The silver lining has come from its motorcycle division which reported a 49% YoY growth for the month of April 2001. This seems to be in line with what the company had indicated in its analyst meet. The company expects to clock in a growth of around 42% in FY02 to 600,000 bikes for this division as against an industry growth of around 15%-20%.
The reasons for this seems plausible. 80% of the total motorcycle demand comes from the four stroke 100 cc segment. BAL has managed to capture a 21% share in FY01 of the overall motorcycle market. Its largest selling brand 'Boxer' has done very well in the 100 cc segment due to its aggressive pricing policy. Though this affected the company's margins in FY01, its volumes were buoyant here.
In the current year too, the company expects this brand to do well as compared to other domestic brands. Also in comparison to the 100 cc-125 cc Chinese motorcycles, 'Boxer' is priced at a marginal premium. Hence a consumer may not opt for the cheaper Chinese bike due to the advantage of a large distribution network offered by BAL. The company has also managed to reduce its costs per motorcycle by Rs 4,000 in 4QFY01, and hence expects its margins to be better in FY02.
BAL plans to concentrate on this segment by launching its bikes Acer and Pulsar during the current financial year. Also the company plans to be aggressive in launching its products in the larger cities to gain higher market presence. BAL continues to eat into the market share of TVS Suzuki and Escorts Yamaha in this segment.

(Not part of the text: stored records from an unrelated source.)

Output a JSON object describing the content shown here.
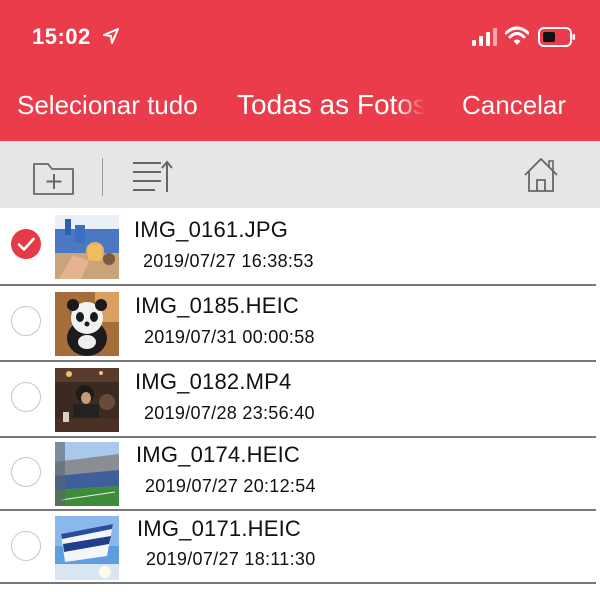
{
  "status_bar": {
    "time": "15:02",
    "location_icon": "location-arrow-icon",
    "signal_icon": "cellular-signal-icon",
    "wifi_icon": "wifi-icon",
    "battery_icon": "battery-icon"
  },
  "nav": {
    "select_all": "Selecionar tudo",
    "title": "Todas as Fotos",
    "cancel": "Cancelar"
  },
  "toolbar": {
    "new_folder_icon": "folder-add-icon",
    "sort_icon": "sort-list-icon",
    "home_icon": "home-icon"
  },
  "colors": {
    "brand": "#ea3c4a",
    "toolbar_bg": "#e6e6e6",
    "check_selected": "#e53a47"
  },
  "files": [
    {
      "name": "IMG_0161.JPG",
      "date": "2019/07/27 16:38:53",
      "selected": true,
      "thumb": "stadium-crowd-drink-photo"
    },
    {
      "name": "IMG_0185.HEIC",
      "date": "2019/07/31 00:00:58",
      "selected": false,
      "thumb": "panda-plush-photo"
    },
    {
      "name": "IMG_0182.MP4",
      "date": "2019/07/28 23:56:40",
      "selected": false,
      "thumb": "bar-people-video"
    },
    {
      "name": "IMG_0174.HEIC",
      "date": "2019/07/27 20:12:54",
      "selected": false,
      "thumb": "stadium-interior-photo"
    },
    {
      "name": "IMG_0171.HEIC",
      "date": "2019/07/27 18:11:30",
      "selected": false,
      "thumb": "flag-sky-photo"
    }
  ]
}
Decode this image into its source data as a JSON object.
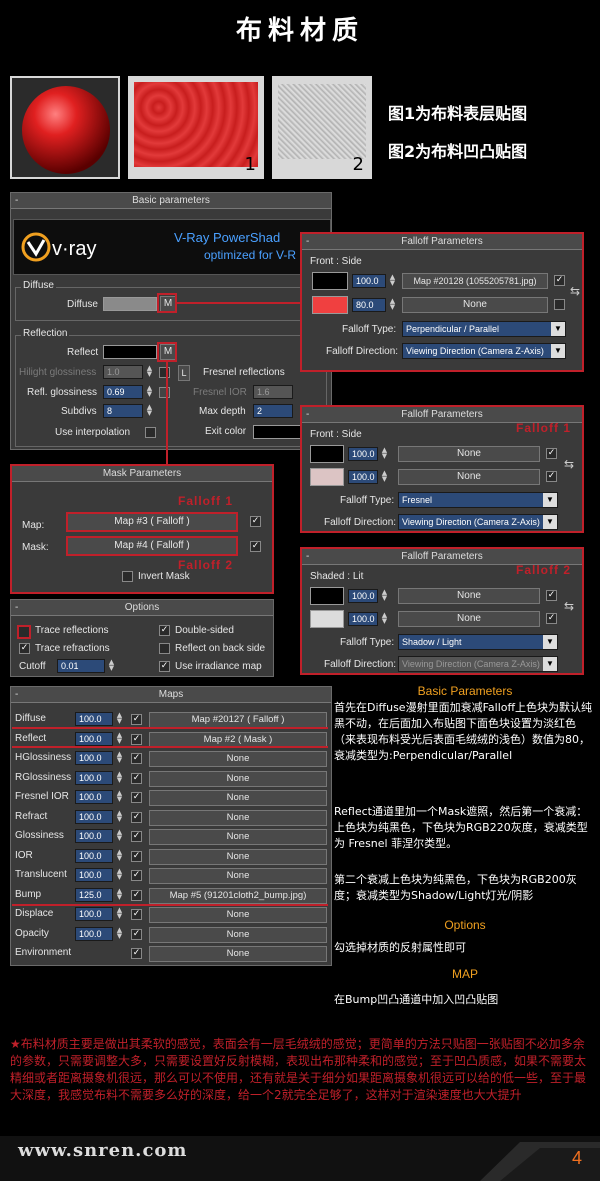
{
  "header": {
    "title": "布料材质",
    "fig1_num": "1",
    "fig2_num": "2",
    "caption1": "图1为布料表层贴图",
    "caption2": "图2为布料凹凸贴图"
  },
  "basic": {
    "minus": "-",
    "title": "Basic parameters",
    "banner_line1": "V-Ray PowerShad",
    "banner_line2": "optimized for V-R",
    "diffuse_group": "Diffuse",
    "diffuse_label": "Diffuse",
    "m": "M",
    "l": "L",
    "reflection_group": "Reflection",
    "reflect_label": "Reflect",
    "hilight_label": "Hilight glossiness",
    "hilight_value": "1.0",
    "refl_gloss_label": "Refl. glossiness",
    "refl_gloss_value": "0.69",
    "subdivs_label": "Subdivs",
    "subdivs_value": "8",
    "use_interp_label": "Use interpolation",
    "fresnel_label": "Fresnel reflections",
    "fresnel_ior_label": "Fresnel IOR",
    "fresnel_ior_value": "1.6",
    "max_depth_label": "Max depth",
    "max_depth_value": "2",
    "exit_color_label": "Exit color"
  },
  "falloff_diffuse": {
    "minus": "-",
    "title": "Falloff Parameters",
    "group": "Front : Side",
    "amount1": "100.0",
    "map1": "Map #20128 (1055205781.jpg)",
    "amount2": "80.0",
    "map2": "None",
    "check": "✓",
    "type_label": "Falloff Type:",
    "type_value": "Perpendicular / Parallel",
    "direction_label": "Falloff Direction:",
    "direction_value": "Viewing Direction (Camera Z-Axis)"
  },
  "mask": {
    "title": "Mask Parameters",
    "falloff1_tag": "Falloff 1",
    "falloff2_tag": "Falloff 2",
    "map_label": "Map:",
    "map_value": "Map #3  ( Falloff )",
    "mask_label": "Mask:",
    "mask_value": "Map #4  ( Falloff )",
    "check": "✓",
    "invert_label": "Invert Mask"
  },
  "falloff1": {
    "minus": "-",
    "title": "Falloff Parameters",
    "group": "Front : Side",
    "tag": "Falloff 1",
    "amount1": "100.0",
    "map1": "None",
    "amount2": "100.0",
    "map2": "None",
    "check": "✓",
    "type_label": "Falloff Type:",
    "type_value": "Fresnel",
    "direction_label": "Falloff Direction:",
    "direction_value": "Viewing Direction (Camera Z-Axis)"
  },
  "falloff2": {
    "minus": "-",
    "title": "Falloff Parameters",
    "group": "Shaded : Lit",
    "tag": "Falloff 2",
    "amount1": "100.0",
    "map1": "None",
    "amount2": "100.0",
    "map2": "None",
    "check": "✓",
    "type_label": "Falloff Type:",
    "type_value": "Shadow / Light",
    "direction_label": "Falloff Direction:",
    "direction_value": "Viewing Direction (Camera Z-Axis)"
  },
  "options": {
    "minus": "-",
    "title": "Options",
    "trace_reflections": "Trace reflections",
    "double_sided": "Double-sided",
    "trace_refractions": "Trace refractions",
    "reflect_back": "Reflect on back side",
    "cutoff_label": "Cutoff",
    "cutoff_value": "0.01",
    "irradiance": "Use irradiance map",
    "check": "✓"
  },
  "maps": {
    "minus": "-",
    "title": "Maps",
    "rows": [
      {
        "name": "Diffuse",
        "amount": "100.0",
        "checked": true,
        "map": "Map #20127  ( Falloff )"
      },
      {
        "name": "Reflect",
        "amount": "100.0",
        "checked": true,
        "map": "Map #2  ( Mask )"
      },
      {
        "name": "HGlossiness",
        "amount": "100.0",
        "checked": true,
        "map": "None"
      },
      {
        "name": "RGlossiness",
        "amount": "100.0",
        "checked": true,
        "map": "None"
      },
      {
        "name": "Fresnel IOR",
        "amount": "100.0",
        "checked": true,
        "map": "None"
      },
      {
        "name": "Refract",
        "amount": "100.0",
        "checked": true,
        "map": "None"
      },
      {
        "name": "Glossiness",
        "amount": "100.0",
        "checked": true,
        "map": "None"
      },
      {
        "name": "IOR",
        "amount": "100.0",
        "checked": true,
        "map": "None"
      },
      {
        "name": "Translucent",
        "amount": "100.0",
        "checked": true,
        "map": "None"
      },
      {
        "name": "Bump",
        "amount": "125.0",
        "checked": true,
        "map": "Map #5 (91201cloth2_bump.jpg)"
      },
      {
        "name": "Displace",
        "amount": "100.0",
        "checked": true,
        "map": "None"
      },
      {
        "name": "Opacity",
        "amount": "100.0",
        "checked": true,
        "map": "None"
      },
      {
        "name": "Environment",
        "amount": "",
        "checked": true,
        "map": "None"
      }
    ]
  },
  "desc": {
    "basic_heading": "Basic Parameters",
    "basic_text": "首先在Diffuse漫射里面加衰减Falloff上色块为默认纯黑不动，在后面加入布贴图下面色块设置为淡红色（来表现布料受光后表面毛绒绒的浅色）数值为80，衰减类型为:Perpendicular/Parallel",
    "reflect_text": "Reflect通道里加一个Mask遮照，然后第一个衰减：上色块为纯黑色，下色块为RGB220灰度，衰减类型为 Fresnel 菲涅尔类型。",
    "falloff2_text": "第二个衰减上色块为纯黑色，下色块为RGB200灰度；衰减类型为Shadow/Light灯光/阴影",
    "options_heading": "Options",
    "options_text": "勾选掉材质的反射属性即可",
    "map_heading": "MAP",
    "map_text": "在Bump凹凸通道中加入凹凸贴图"
  },
  "footer": {
    "note": "★布料材质主要是做出其柔软的感觉，表面会有一层毛绒绒的感觉；更简单的方法只贴图一张贴图不必加多余的参数，只需要调整大多，只需要设置好反射模糊，表现出布那种柔和的感觉；至于凹凸质感，如果不需要太精细或者距离摄象机很远，那么可以不使用，还有就是关于细分如果距离摄象机很远可以给的低一些，至于最大深度，我感觉布料不需要多么好的深度，给一个2就完全足够了，这样对于渲染速度也大大提升",
    "site": "www.snren.com",
    "page": "4"
  }
}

In FY02, the company's margins are likely to be driven by its overall cost cutting initiatives as well as higher margins and volumes in its motorcycle division. Though the company's margins in its geared scooter and three wheelers too are good and higher than the industry average, volumes continue to slacken in these segments.
The company is making efforts to revive demand in the geared scooter segment by launching stripped down versions so as to capture the entry level consumer. Though the company claims to have seen improvement in some of the northern and eastern markets for its geared scooters in April 2001, overall volume growth is still lacking.
A negative that continues to haunt Bajaj Auto is its surplus fund usage. Despite its buyback and investments in its insurance joint venture, the company is still sitting on a huge surplus of funds. In FY01 the company’s profit from sale of investments fell to Rs 250 m as compared to Rs 1,430 m in FY00, due to the unfavourable stock markets.
As of March 2001, the company has 40% of its investments in equity and 60% in debt. The company's equity investments in FY01 remain at more or less the same levels as they were in FY00.
The company's investments in its insurance venture too will not generate returns for another four to five years atleast, and hence will be a drag on the overall returns of the company.
On the current price of Rs 227, BAL is trading at 6.5x FY02E EPS of Rs 35.1. We expect a net profit of Rs 3,548 m for FY02E, a growth of 35% YoY.